How can you promote emotional health in your home? Here are some ideas:
Respond Vs. React
Create a safe place for your children to talk about their emotions by practicing with responding instead of reacting. Reacting is typically a quick and emotional response that comes from a place of fear and a short-term outlook. Responding involves slowing down, evaluating the situation, using self-control and speaking out of a place of love and care. Examples of reacting may look like shouting, “Stop that crying right now!” versus a response more calmly, “You look upset, do you need a hug?”
Create opportunities for empathy

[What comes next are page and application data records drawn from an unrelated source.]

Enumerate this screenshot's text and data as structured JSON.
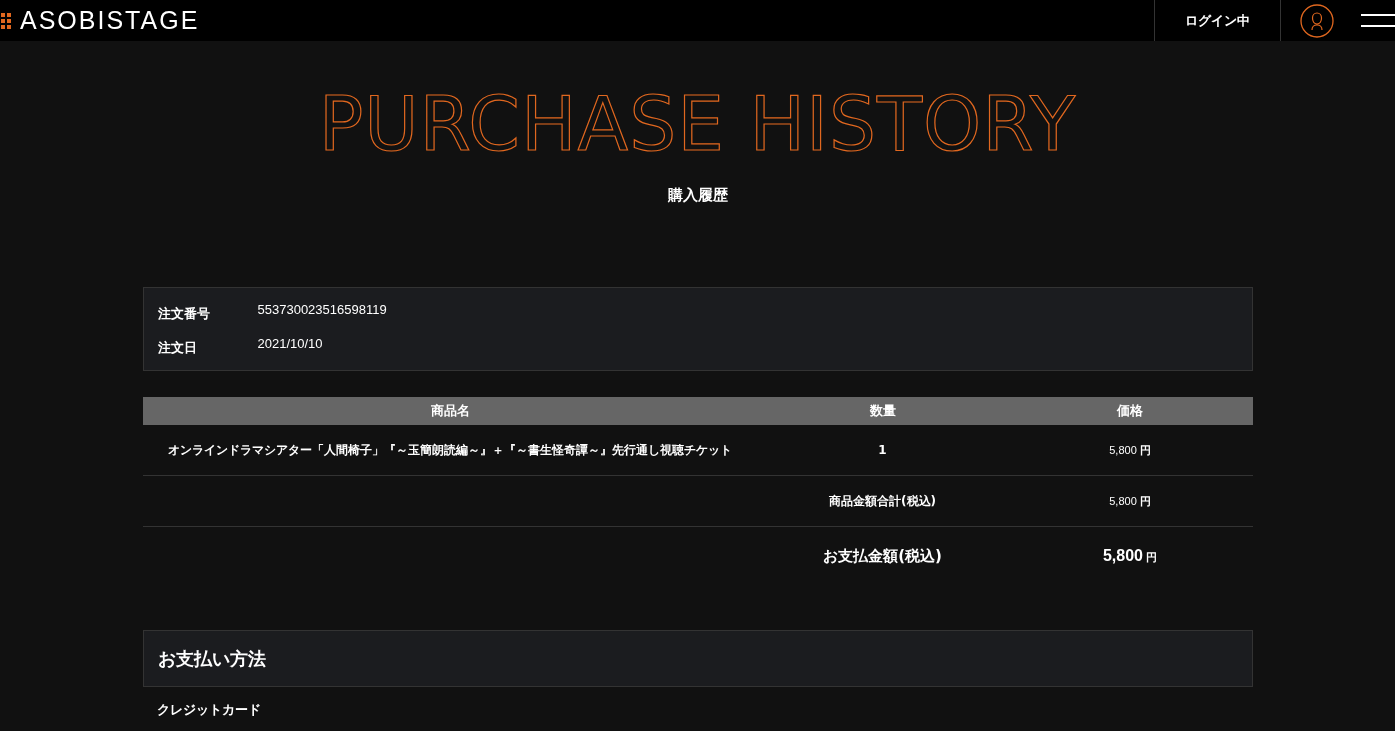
{
  "header": {
    "logo": "ASOBISTAGE",
    "login_status": "ログイン中"
  },
  "page": {
    "title": "PURCHASE HISTORY",
    "subtitle": "購入履歴"
  },
  "order_info": [
    {
      "label": "注文番号",
      "value": "553730023516598119"
    },
    {
      "label": "注文日",
      "value": "2021/10/10"
    }
  ],
  "table": {
    "columns": [
      "商品名",
      "数量",
      "価格"
    ],
    "rows": [
      {
        "name": "オンラインドラマシアター「人間椅子」『～玉簡朗読編～』＋『～書生怪奇譚～』先行通し視聴チケット",
        "quantity": "1",
        "price": "5,800",
        "currency": "円"
      }
    ],
    "subtotal": {
      "label": "商品金額合計(税込)",
      "price": "5,800",
      "currency": "円"
    },
    "total": {
      "label": "お支払金額(税込)",
      "price": "5,800",
      "currency": "円"
    }
  },
  "payment": {
    "heading": "お支払い方法",
    "method": "クレジットカード"
  }
}
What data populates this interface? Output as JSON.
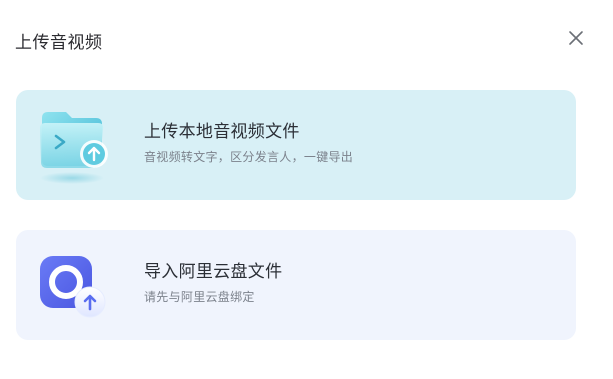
{
  "dialog": {
    "title": "上传音视频",
    "close_icon": "close-icon"
  },
  "options": [
    {
      "title": "上传本地音视频文件",
      "description": "音视频转文字，区分发言人，一键导出",
      "icon": "folder-upload-icon",
      "background": "#d8f0f6"
    },
    {
      "title": "导入阿里云盘文件",
      "description": "请先与阿里云盘绑定",
      "icon": "aliyun-drive-icon",
      "background": "#f0f4fd"
    }
  ],
  "colors": {
    "title_text": "#2b2f36",
    "desc_text": "#7c828c",
    "accent_teal": "#4fc3dc",
    "accent_blue": "#5a6df0"
  }
}
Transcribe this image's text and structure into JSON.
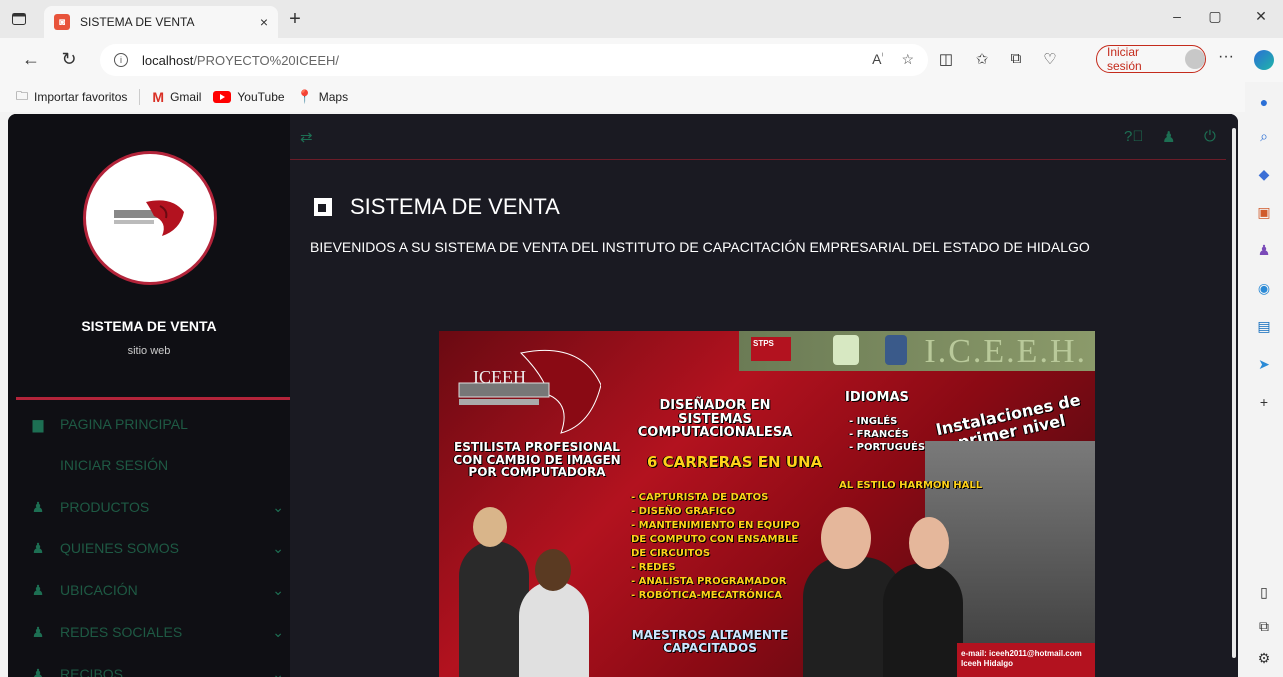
{
  "browser": {
    "tab_title": "SISTEMA DE VENTA",
    "tab_close": "×",
    "new_tab": "+",
    "url_host": "localhost",
    "url_path": "/PROYECTO%20ICEEH/",
    "signin_label": "Iniciar sesión",
    "more": "···",
    "win_minimize": "–",
    "win_restore": "▢",
    "win_close": "✕"
  },
  "bookmarks": {
    "import": "Importar favoritos",
    "gmail": "Gmail",
    "youtube": "YouTube",
    "maps": "Maps"
  },
  "sidebar": {
    "site_name": "SISTEMA DE VENTA",
    "site_sub": "sitio web",
    "items": [
      {
        "label": "PAGINA PRINCIPAL",
        "icon": "square-icon",
        "chevron": false
      },
      {
        "label": "INICIAR SESIÓN",
        "icon": "",
        "chevron": false
      },
      {
        "label": "PRODUCTOS",
        "icon": "users-icon",
        "chevron": true
      },
      {
        "label": "QUIENES SOMOS",
        "icon": "users-icon",
        "chevron": true
      },
      {
        "label": "UBICACIÓN",
        "icon": "users-icon",
        "chevron": true
      },
      {
        "label": "REDES SOCIALES",
        "icon": "users-icon",
        "chevron": true
      },
      {
        "label": "RECIBOS",
        "icon": "users-icon",
        "chevron": true
      }
    ]
  },
  "main": {
    "title": "SISTEMA DE VENTA",
    "welcome": "BIEVENIDOS A SU SISTEMA DE VENTA DEL INSTITUTO DE CAPACITACIÓN EMPRESARIAL DEL ESTADO DE HIDALGO"
  },
  "banner": {
    "header_brand": "I.C.E.E.H.",
    "stps": "STPS",
    "logo_text": "ICEEH",
    "disenador": "DISEÑADOR EN SISTEMAS COMPUTACIONALESA",
    "idiomas": "IDIOMAS",
    "idiomas_list": [
      "- INGLÉS",
      "- FRANCÉS",
      "- PORTUGUÉS"
    ],
    "instalaciones": "Instalaciones de primer nivel",
    "estilista": "ESTILISTA PROFESIONAL CON CAMBIO DE IMAGEN POR COMPUTADORA",
    "carreras": "6 CARRERAS EN UNA",
    "harmon": "AL ESTILO HARMON HALL",
    "lista": [
      "- CAPTURISTA DE DATOS",
      "- DISEÑO GRAFICO",
      "- MANTENIMIENTO EN EQUIPO",
      "DE COMPUTO CON ENSAMBLE",
      "DE CIRCUITOS",
      "- REDES",
      "- ANALISTA PROGRAMADOR",
      "- ROBÓTICA-MECATRÓNICA"
    ],
    "maestros": "MAESTROS ALTAMENTE CAPACITADOS",
    "email": "e-mail: iceeh2011@hotmail.com",
    "facebook": "Iceeh Hidalgo"
  }
}
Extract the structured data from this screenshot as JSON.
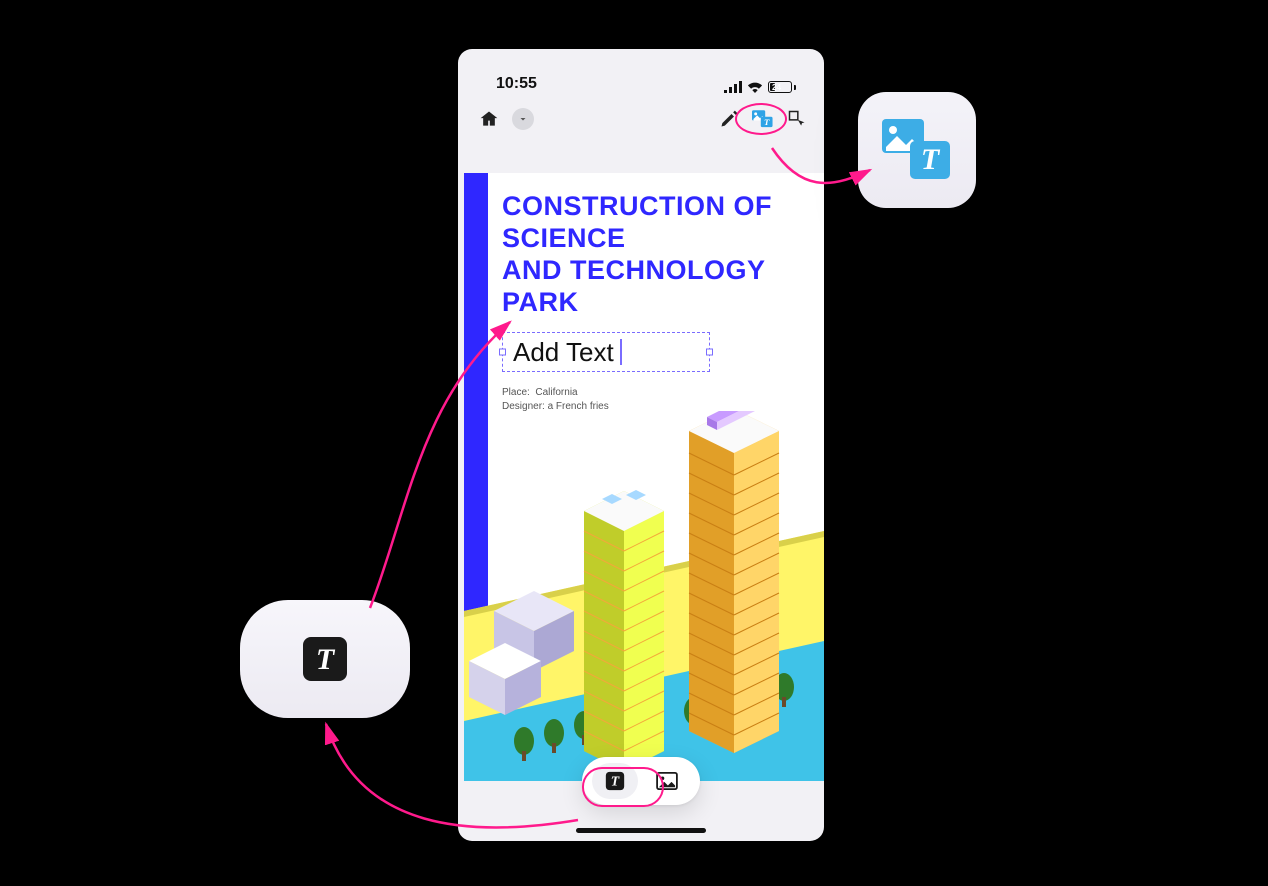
{
  "status": {
    "time": "10:55",
    "battery_pct": "24"
  },
  "toolbar": {
    "icons": {
      "home": "home-icon",
      "dropdown": "chevron-down-icon",
      "highlighter": "highlighter-icon",
      "image_text": "image-text-mode-icon",
      "select": "selection-tool-icon"
    }
  },
  "document": {
    "title_line1": "CONSTRUCTION OF SCIENCE",
    "title_line2": "AND TECHNOLOGY PARK",
    "add_text_label": "Add Text",
    "meta_place_label": "Place:",
    "meta_place_value": "California",
    "meta_designer_label": "Designer:",
    "meta_designer_value": "a French fries"
  },
  "bottom_bar": {
    "text_tool": "text-tool-icon",
    "image_tool": "image-tool-icon"
  },
  "callouts": {
    "right": "image-text-mode-icon-large",
    "left": "text-tool-icon-large"
  }
}
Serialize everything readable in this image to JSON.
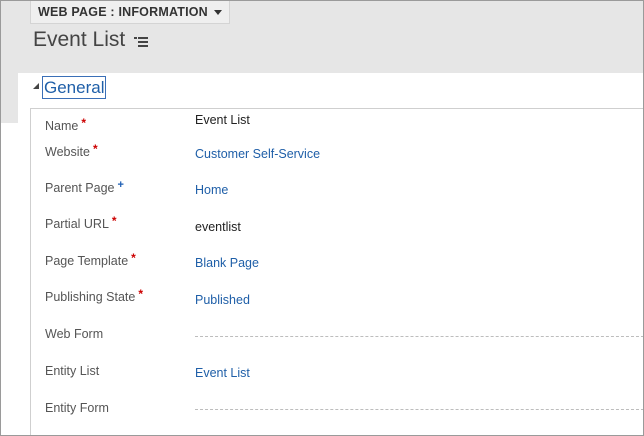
{
  "header": {
    "form_selector": "WEB PAGE : INFORMATION",
    "record_title": "Event List"
  },
  "section": {
    "title": "General"
  },
  "fields": [
    {
      "label": "Name",
      "marker": "*",
      "value": "Event List"
    },
    {
      "label": "Website",
      "marker": "*",
      "value": "Customer Self-Service"
    },
    {
      "label": "Parent Page",
      "marker": "+",
      "value": "Home"
    },
    {
      "label": "Partial URL",
      "marker": "*",
      "value": "eventlist"
    },
    {
      "label": "Page Template",
      "marker": "*",
      "value": "Blank Page"
    },
    {
      "label": "Publishing State",
      "marker": "*",
      "value": "Published"
    },
    {
      "label": "Web Form",
      "marker": "",
      "value": ""
    },
    {
      "label": "Entity List",
      "marker": "",
      "value": "Event List"
    },
    {
      "label": "Entity Form",
      "marker": "",
      "value": ""
    }
  ],
  "colors": {
    "link": "#1f5fa8",
    "required": "#cc0000",
    "recommended": "#1e5fb4",
    "header_bg": "#e6e6e6"
  },
  "icons": {
    "form_selector_caret": "caret-down-icon",
    "title_menu": "list-menu-icon",
    "section_toggle": "collapse-triangle-icon"
  }
}
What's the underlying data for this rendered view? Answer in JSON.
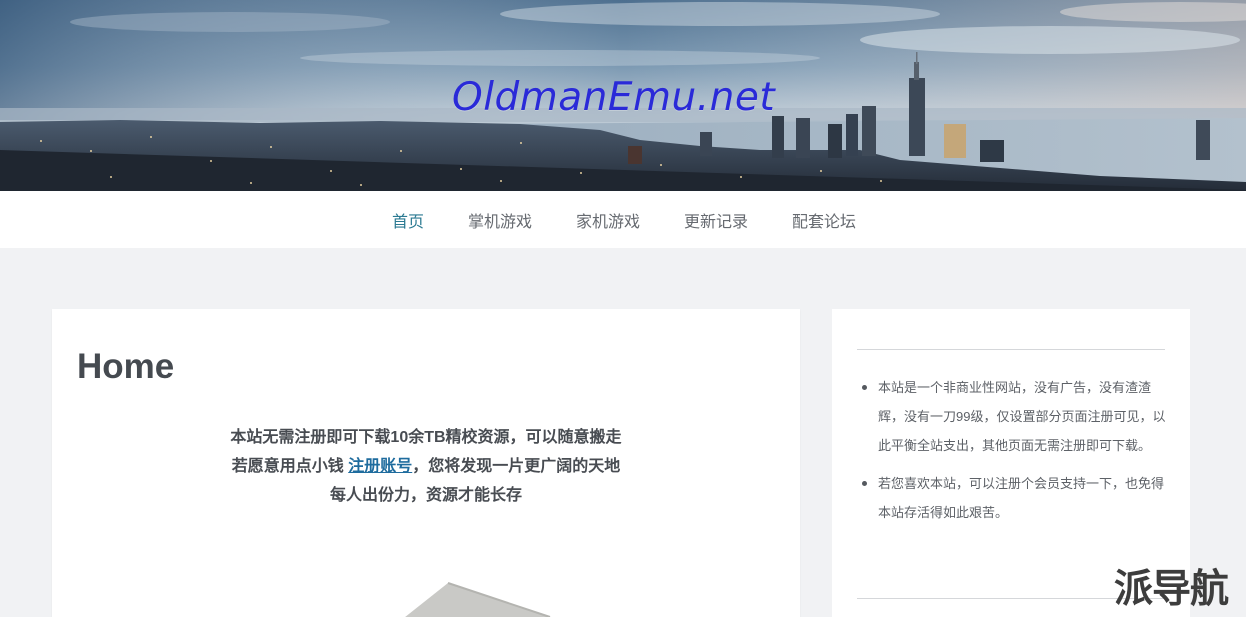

When working with kids in my office, I describe empathy as taking your shoes and putting on the shoes of someone else, walking around for a while to see what it is like. Empathy can be taught by doing service projects as a family, talk about other’s feelings, and model empathy with them by asking them how they are feeling and why.
Make maintaining emotional health fun with games
“High/Low” game – Each person takes a turn to tell the best and worst part of their day. This gives each family member a chance to share something that was meaningful and include something hurtful. Sometimes the hurt part of their day may include another family member. This is a great time to help guide an apology and forgiveness of the hurt. This is also a time to celebrate each other’s wins for the day.
“Would you Rather?” game – Family members make a choice of what they “would rather” do if given only two options. For example: Would you rather go to the moon or ride the highest roller coaster on earth? Would you rather live in Florida or New York? This allows children to practice decision making, empathy and vulnerability.
Read books at bedtime that include emotion words
When reading the book ask your child questions like these:
-What emotion is the character is feeling?
-How do you know the character is feeling that way?
-Do you ever feel like that?
-Tell me a time you felt that emotion.
Some book suggestions: Grumpy Monkey by Suzanne Lang, Mouse was mad by Linda Urban, Glad Monster, Sad Monster by Ed Emberley, The color monster by Anna Llenas, and The Warrior Kid series by Jocko Willink
These ideas are just the tip of the iceberg. Get creative! Come up with games and books that suit your family and incorporate emotional health in your daily life.